INFORMATION Start Marker
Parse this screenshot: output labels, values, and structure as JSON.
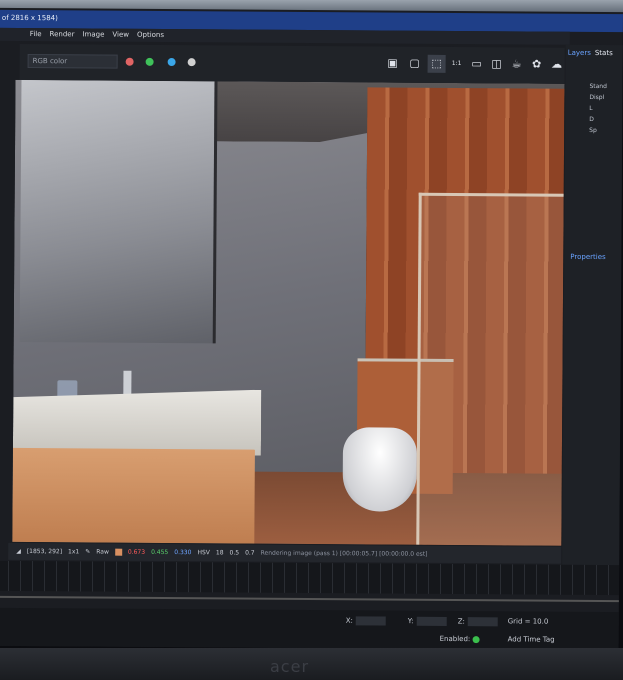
{
  "window": {
    "title": "of 2816 x 1584)"
  },
  "menu": [
    "File",
    "Render",
    "Image",
    "View",
    "Options"
  ],
  "toolbar": {
    "channel": "RGB color",
    "dots": [
      "#e06464",
      "#3fc15a",
      "#3aa6e8",
      "#d0d0d0"
    ],
    "buttons": [
      "save-icon",
      "copy-icon",
      "region-icon",
      "1:1",
      "display-icon",
      "camera-icon",
      "teapot-icon",
      "teapot-gear-icon",
      "cloud-icon"
    ]
  },
  "status": {
    "pixel": "[1853, 292]",
    "zoom": "1x1",
    "raw": "Raw",
    "r": "0.673",
    "g": "0.455",
    "b": "0.330",
    "mode": "HSV",
    "h": "18",
    "s": "0.5",
    "v": "0.7",
    "message": "Rendering image (pass 1) [00:00:05.7] [00:00:00.0 est]"
  },
  "panel": {
    "tab_layers": "Layers",
    "tab_stats": "Stats",
    "layers": [
      "Stand",
      "Displ",
      "L",
      "D",
      "Sp"
    ],
    "properties": "Properties"
  },
  "bottom": {
    "x_label": "X:",
    "y_label": "Y:",
    "z_label": "Z:",
    "grid": "Grid = 10.0",
    "enabled": "Enabled:",
    "add_tag": "Add Time Tag"
  },
  "brand": "acer"
}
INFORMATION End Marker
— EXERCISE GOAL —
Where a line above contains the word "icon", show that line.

— RESPONSE AREA —
      "save-icon",
      "copy-icon",
      "region-icon",
      "display-icon",
      "camera-icon",
      "teapot-icon",
      "teapot-gear-icon",
      "cloud-icon"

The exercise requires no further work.